▶ _Input data_
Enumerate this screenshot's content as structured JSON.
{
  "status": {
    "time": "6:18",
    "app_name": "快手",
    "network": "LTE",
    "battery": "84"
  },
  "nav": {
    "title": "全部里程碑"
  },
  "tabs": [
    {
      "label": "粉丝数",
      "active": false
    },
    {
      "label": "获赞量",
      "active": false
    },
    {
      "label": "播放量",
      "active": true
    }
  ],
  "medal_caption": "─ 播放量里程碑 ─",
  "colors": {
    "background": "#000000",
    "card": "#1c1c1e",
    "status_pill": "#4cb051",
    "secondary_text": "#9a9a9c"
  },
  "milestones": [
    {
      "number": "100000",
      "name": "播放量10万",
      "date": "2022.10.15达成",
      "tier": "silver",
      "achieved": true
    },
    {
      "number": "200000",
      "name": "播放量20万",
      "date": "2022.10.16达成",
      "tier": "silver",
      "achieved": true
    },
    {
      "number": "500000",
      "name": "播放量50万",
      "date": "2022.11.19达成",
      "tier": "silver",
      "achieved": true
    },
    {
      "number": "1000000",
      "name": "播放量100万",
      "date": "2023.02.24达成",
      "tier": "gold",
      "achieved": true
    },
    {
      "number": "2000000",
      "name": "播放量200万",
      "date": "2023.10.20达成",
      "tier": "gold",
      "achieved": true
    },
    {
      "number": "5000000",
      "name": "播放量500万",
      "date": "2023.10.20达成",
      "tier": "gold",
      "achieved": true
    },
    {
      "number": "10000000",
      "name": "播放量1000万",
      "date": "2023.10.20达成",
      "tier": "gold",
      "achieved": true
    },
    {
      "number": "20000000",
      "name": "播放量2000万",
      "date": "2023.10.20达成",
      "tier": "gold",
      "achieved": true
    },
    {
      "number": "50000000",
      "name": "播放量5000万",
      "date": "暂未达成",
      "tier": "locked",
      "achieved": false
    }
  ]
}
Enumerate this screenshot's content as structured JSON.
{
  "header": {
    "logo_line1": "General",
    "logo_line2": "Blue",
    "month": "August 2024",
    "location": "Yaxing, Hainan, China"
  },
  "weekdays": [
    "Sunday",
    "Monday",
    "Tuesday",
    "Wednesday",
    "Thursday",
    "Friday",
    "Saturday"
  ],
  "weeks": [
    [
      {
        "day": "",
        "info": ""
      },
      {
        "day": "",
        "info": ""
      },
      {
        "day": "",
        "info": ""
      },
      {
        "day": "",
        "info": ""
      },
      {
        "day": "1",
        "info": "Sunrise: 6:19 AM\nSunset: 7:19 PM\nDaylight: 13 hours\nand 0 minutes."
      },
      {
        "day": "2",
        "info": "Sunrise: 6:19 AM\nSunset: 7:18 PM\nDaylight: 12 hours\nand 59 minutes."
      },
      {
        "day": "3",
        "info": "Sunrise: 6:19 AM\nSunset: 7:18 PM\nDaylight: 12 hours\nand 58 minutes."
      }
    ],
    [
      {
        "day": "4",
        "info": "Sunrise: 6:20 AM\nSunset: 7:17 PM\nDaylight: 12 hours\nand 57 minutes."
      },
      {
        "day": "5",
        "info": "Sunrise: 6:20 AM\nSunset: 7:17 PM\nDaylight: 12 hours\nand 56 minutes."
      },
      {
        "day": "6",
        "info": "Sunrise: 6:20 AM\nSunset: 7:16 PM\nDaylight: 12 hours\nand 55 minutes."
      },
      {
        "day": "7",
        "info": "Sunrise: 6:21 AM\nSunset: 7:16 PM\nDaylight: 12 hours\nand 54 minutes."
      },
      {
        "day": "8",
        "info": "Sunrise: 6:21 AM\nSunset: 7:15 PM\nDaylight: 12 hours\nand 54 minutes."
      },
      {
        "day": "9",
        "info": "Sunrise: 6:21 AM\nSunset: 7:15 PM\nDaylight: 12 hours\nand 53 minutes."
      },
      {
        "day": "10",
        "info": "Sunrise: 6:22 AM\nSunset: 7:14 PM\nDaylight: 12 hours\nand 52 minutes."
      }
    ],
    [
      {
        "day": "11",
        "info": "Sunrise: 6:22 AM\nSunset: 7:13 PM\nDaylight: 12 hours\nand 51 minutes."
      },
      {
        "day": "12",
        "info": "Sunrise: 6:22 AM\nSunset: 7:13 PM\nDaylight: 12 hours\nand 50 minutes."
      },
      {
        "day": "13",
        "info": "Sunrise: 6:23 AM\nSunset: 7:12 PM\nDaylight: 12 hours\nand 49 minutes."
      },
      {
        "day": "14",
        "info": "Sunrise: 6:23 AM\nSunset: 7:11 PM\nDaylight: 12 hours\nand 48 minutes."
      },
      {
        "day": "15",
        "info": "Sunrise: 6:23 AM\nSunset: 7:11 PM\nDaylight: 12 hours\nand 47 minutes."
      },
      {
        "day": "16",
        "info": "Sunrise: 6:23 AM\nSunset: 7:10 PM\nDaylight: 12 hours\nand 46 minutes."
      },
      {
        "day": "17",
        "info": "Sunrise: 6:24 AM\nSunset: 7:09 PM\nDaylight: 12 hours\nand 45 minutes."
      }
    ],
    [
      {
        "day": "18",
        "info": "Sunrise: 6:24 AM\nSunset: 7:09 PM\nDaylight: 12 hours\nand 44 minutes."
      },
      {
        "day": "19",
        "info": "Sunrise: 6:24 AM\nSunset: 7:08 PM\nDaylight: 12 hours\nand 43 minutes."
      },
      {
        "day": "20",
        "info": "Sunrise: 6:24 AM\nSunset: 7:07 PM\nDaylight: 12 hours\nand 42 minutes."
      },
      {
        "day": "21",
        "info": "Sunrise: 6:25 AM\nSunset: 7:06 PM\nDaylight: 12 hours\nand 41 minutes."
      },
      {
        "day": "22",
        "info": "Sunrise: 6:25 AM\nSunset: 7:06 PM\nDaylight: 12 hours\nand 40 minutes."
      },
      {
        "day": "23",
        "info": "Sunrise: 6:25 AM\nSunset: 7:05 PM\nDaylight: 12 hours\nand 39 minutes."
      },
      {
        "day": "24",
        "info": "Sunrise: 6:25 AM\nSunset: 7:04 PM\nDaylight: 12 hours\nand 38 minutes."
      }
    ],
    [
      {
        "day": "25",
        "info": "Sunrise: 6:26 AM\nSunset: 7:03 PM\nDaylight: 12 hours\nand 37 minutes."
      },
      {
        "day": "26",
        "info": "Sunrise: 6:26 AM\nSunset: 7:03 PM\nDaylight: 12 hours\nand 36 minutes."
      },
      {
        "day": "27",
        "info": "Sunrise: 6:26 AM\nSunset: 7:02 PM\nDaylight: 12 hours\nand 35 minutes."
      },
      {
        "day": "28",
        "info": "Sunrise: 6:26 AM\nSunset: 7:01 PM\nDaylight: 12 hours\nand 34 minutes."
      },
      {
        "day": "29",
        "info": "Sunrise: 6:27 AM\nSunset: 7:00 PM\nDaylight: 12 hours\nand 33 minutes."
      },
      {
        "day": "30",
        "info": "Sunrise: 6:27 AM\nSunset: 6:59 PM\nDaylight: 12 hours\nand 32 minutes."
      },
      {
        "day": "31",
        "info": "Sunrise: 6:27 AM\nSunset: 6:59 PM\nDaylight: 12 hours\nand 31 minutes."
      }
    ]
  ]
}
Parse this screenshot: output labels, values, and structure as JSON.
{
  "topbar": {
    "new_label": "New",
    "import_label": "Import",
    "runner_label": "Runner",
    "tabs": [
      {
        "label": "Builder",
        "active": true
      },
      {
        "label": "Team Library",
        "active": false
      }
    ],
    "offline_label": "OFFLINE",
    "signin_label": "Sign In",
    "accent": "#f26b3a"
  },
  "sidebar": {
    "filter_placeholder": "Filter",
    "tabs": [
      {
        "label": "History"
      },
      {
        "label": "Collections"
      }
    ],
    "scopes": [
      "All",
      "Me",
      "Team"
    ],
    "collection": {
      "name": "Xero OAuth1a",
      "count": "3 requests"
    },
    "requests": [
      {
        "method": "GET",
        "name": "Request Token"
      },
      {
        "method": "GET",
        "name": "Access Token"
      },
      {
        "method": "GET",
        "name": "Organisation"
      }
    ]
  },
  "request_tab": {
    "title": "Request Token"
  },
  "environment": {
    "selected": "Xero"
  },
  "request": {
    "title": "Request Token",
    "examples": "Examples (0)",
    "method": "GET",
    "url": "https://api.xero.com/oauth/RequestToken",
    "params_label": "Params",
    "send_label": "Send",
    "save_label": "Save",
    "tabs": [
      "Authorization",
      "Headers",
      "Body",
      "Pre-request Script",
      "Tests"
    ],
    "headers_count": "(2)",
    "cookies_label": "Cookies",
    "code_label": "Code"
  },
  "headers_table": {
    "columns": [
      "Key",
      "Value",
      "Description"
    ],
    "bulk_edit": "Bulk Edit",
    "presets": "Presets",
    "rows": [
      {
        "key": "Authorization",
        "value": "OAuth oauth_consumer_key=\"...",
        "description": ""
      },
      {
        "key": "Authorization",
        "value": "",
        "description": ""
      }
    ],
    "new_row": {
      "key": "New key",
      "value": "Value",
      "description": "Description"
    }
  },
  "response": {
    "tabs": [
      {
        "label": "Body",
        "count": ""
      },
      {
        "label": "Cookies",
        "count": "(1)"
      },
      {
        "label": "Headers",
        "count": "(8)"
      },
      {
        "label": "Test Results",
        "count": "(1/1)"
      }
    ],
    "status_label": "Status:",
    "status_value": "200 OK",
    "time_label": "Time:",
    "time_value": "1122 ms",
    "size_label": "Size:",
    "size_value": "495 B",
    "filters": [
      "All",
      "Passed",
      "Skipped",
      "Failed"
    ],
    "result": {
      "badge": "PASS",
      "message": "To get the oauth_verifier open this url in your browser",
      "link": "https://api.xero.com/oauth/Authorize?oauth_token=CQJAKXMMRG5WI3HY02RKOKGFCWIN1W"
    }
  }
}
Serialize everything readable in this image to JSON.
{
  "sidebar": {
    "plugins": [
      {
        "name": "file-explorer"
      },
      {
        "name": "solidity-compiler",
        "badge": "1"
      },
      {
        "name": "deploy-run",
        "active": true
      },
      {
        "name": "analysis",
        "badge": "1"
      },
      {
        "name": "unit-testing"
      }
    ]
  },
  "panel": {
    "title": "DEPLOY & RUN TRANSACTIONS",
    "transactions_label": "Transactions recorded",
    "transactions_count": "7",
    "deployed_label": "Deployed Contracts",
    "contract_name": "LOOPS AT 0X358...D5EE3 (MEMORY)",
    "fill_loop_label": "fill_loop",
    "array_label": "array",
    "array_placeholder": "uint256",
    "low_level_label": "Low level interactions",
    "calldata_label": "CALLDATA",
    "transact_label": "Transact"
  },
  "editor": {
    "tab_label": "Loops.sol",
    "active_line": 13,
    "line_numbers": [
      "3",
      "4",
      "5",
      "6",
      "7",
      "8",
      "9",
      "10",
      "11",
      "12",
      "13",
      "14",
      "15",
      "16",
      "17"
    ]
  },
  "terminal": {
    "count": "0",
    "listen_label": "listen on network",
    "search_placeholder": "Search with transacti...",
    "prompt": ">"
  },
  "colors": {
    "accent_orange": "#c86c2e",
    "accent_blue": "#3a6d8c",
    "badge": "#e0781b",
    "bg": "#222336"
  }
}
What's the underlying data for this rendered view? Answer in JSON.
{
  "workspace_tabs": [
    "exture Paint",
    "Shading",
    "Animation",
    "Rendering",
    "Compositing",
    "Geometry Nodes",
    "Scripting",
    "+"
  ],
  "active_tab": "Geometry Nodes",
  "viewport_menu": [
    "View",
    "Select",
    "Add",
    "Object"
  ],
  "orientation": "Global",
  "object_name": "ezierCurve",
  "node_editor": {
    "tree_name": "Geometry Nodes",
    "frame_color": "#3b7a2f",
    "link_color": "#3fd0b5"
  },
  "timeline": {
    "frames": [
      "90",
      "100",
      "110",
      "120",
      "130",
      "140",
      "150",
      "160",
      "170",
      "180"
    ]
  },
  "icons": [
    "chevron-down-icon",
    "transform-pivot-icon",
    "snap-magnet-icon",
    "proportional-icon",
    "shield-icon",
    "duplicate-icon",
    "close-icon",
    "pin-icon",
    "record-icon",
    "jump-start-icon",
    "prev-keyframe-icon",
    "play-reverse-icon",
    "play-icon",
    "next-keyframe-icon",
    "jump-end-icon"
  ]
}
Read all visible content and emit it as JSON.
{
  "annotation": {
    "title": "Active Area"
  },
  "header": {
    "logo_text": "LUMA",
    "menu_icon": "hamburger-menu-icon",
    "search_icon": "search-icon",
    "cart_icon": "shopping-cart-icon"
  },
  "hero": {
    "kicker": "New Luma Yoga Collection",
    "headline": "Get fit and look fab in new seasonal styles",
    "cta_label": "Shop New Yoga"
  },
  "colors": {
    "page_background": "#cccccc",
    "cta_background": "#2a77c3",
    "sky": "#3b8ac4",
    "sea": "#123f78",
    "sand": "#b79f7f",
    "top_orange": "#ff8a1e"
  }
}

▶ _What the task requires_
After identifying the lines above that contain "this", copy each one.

▶ _Output_
Enumerate this screenshot's content as structured JSON.
Enumerate this screenshot's content as structured JSON.
Parse this screenshot: output labels, values, and structure as JSON.
      "message": "To get the oauth_verifier open this url in your browser",
Serialize everything readable in this image to JSON.
What's the underlying data for this rendered view? Answer in JSON.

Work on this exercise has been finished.